He denied that there were other vegans in the army.

For more news from Switzerland, join us on Facebook and Twitter.

Caroline Bishop (news@thelocal.ch)

Facebook Twitter Google+ reddit

Your comments about this article

Today's headlines
Montreux throws hat in Olympic rings
Could Montreux host the 2026 Games? Photo: Ivo Scholz/Swiss Tourism

Montreux is to put itself forward as the host city for the 2026 winter Olympics as part of a potential bid by the cantons of Valais and Vaud.

Geneva car share scheme could help reduce city traffic
Catch a Car is aimed at short hops within a city. Photo: Catch a Car

Catch a Car, already in Basel, launches in Geneva next month.

Swiss women will ‘work for free’ for the rest of year
Female employees in Switzerland earn 19.3 percent less than their male colleagues. File photo: Randy Kashka

Switzerland's gender pay gap means from today, Friday October 21st, women in the country will effectively be working for free for the rest of 2016.

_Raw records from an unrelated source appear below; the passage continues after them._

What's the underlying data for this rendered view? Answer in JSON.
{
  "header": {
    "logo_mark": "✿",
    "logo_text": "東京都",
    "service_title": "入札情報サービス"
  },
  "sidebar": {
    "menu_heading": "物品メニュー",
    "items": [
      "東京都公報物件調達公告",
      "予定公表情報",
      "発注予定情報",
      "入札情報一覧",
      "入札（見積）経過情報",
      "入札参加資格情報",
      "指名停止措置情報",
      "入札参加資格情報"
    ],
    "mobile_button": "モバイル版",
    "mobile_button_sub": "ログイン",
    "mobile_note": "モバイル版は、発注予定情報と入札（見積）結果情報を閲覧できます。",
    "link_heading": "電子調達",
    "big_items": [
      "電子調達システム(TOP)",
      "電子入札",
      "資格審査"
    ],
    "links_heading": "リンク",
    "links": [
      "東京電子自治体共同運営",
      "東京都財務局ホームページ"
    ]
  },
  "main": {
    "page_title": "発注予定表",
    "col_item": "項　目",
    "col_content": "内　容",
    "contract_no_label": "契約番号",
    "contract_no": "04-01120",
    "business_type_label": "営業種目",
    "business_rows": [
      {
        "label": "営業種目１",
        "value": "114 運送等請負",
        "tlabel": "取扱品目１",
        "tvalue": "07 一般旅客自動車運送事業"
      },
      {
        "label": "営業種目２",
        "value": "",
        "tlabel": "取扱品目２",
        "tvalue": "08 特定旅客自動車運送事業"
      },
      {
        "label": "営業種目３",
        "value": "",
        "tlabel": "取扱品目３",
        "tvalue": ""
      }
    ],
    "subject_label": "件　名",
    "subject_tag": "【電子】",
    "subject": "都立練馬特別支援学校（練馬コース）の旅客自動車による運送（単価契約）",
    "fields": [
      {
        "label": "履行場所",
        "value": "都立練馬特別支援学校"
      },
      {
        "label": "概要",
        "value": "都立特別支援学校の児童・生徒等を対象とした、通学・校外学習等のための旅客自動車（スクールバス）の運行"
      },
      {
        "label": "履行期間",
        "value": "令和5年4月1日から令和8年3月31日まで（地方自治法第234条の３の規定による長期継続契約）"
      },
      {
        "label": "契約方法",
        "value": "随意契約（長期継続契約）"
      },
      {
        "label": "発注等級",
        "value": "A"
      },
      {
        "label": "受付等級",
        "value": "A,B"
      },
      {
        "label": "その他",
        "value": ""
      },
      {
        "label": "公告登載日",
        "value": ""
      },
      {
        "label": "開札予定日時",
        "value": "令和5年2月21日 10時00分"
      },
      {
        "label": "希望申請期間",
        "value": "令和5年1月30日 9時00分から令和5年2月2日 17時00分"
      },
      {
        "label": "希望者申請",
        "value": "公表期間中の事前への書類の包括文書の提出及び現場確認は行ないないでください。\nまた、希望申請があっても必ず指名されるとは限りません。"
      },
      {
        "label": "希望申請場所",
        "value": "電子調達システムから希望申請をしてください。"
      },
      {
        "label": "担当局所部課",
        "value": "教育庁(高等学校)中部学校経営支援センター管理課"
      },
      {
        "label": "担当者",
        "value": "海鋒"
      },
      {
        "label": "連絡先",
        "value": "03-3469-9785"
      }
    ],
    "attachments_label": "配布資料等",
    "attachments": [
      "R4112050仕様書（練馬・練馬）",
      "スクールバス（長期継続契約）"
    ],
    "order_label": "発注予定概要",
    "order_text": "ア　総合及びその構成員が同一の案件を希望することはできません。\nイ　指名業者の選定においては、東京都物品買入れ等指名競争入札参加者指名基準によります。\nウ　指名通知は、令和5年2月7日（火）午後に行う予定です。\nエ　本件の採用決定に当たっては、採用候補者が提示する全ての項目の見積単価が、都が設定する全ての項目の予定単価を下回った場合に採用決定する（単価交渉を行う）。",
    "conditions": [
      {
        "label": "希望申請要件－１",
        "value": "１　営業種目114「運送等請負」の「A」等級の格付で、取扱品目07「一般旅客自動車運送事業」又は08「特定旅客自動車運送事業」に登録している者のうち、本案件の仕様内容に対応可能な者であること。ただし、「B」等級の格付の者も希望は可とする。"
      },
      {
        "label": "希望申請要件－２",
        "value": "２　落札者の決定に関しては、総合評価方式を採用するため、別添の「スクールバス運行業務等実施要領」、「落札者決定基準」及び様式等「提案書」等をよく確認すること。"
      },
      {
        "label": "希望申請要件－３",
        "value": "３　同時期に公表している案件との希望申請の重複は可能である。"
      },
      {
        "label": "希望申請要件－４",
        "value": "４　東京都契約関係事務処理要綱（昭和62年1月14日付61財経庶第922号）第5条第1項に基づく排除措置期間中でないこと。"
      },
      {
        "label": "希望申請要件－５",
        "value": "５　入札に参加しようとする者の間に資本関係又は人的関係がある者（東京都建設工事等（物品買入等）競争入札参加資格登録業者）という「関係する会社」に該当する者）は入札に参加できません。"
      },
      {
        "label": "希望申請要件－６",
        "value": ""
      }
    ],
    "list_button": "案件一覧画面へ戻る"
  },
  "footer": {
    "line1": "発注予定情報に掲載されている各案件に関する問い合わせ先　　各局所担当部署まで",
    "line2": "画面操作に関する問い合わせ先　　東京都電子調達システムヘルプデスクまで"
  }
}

Swiss luxury watches stolen in Paris raid
Police outside the Girard-Perregaux watch store on Thursday. Photo: Bertrand Guay/AFP

The 10 Girard-Perregaux watches are worth half a million euros in total.

Brother-in-law arrested over murder of Swiss teacher
The victim worked in a school in Stabio, near the town of Mendrisio. Photo: Oliver Graf

The primary school teacher was found dead in Ticino earlier this week.

Inside Switzerland’s largest nuclear bunker – 40 years on
Designed to house 20,000 people, the bunker was built in and over two motorway tunnels. Photo: Unterirdisch Ueberleben

The Local takes a tour of the Sonnenberg bunker in Lucerne, opened 40 years ago at the height of the Cold War.

Ten Swiss ski resorts named most expensive in Europe
File photo: Renato Bagattini/Swiss Tourism

Skiers in Switzerland pay the highest prices for their ski passes of anywhere in Europe, according to research.

Eco group fights Bern over wind farm plans
There are currently more than 30 wind farms in Switzerland. Photo: Alpiq

Wind turbines are “gigantic and destructive” machines, says Paysage Libre Suisse.

Vegan wins battle to be accepted by Swiss army
Antoni Da Campo will now carry out his military service. Photo: Antoni Da Campo

A Swiss man who was told he would not be accepted for military service because of his strict veganism has finally succeeded in making the army change its mind.

Geneva terror suspects to receive compensation
File photo: Emran Kassim

The Swiss public prosecutor has dropped the case against them.

Sponsored Article
How to vote absentee from abroad in the US elections
Photo: Richard Juilliard/AFP
Man makes Geneva airport bomb threat ‘for a joke’
Sponsored Article
Last chance to vote absentee in the US elections
Photo: AFP
Solar Impulse team reveals plans for unmanned plane
File photo: Martin Abegglen
Swiss to vote on passport rules for 3rd gen foreigners
Sponsored Article
How to vote absentee from abroad in the US elections
Photo: AFP
Swiss wingsuit hotspot Lauterbrunnen won’t impose ban
Photo: Swiss Tourism
Six reasons Switzerland isn’t as boring as you might think
Photo: Swiss Tourism
Report: Switzerland one of world’s best places for girls
Photo: The Local
Thief returns Swiss cow bells worth thousands
File photo: Wikimedia Commons
One in three rapists isn’t locked up: statistics
Photo: activistin.ch
Tampon-tax protest turns Zurich fountains red
Photo: AFP
Geneva police to lift ban on bearded officers
Photo: Marcel Gillieron/AFP
Suicide chef’s restaurant keeps Michelin stars
Photo: Lara de Salis
11 things the Swiss get tired of hearing abroad
Photo:  Ivo Scholz/Swiss-image.ch
Survey: expats in Switzerland have money but few friends
Photo: AFP
Swiss press criticize Bern’s 'capitulation' on immigration
Photo: Jura Trois Lacs tourism
German ex-policeman is Swiss city’s new hermit
Photo: Dmitry A. Mottl
Ticino votes to favour local workers over foreigners
Photo: file
Some deodorants could cause breast cancer: Swiss study
Photo: Royal Savoy
In pictures: Inside the latest Swiss luxury hotel
Photo: AFP
Geneva airport bomb hoaxer faces 90,000-franc bill
Photo: Schaffhausen police
Mother leaves toddler son alone in car to go clubbing
Photo: Fabrice Coffrini/AFP
Swiss populist attacked by knife-wielding pensioner
Photo: File
Bern argues over passports for 3rd generation foreigners
Photo: Broad Bean Media
Muslim pupils must shake hands – ‘no ifs and buts’
jobs available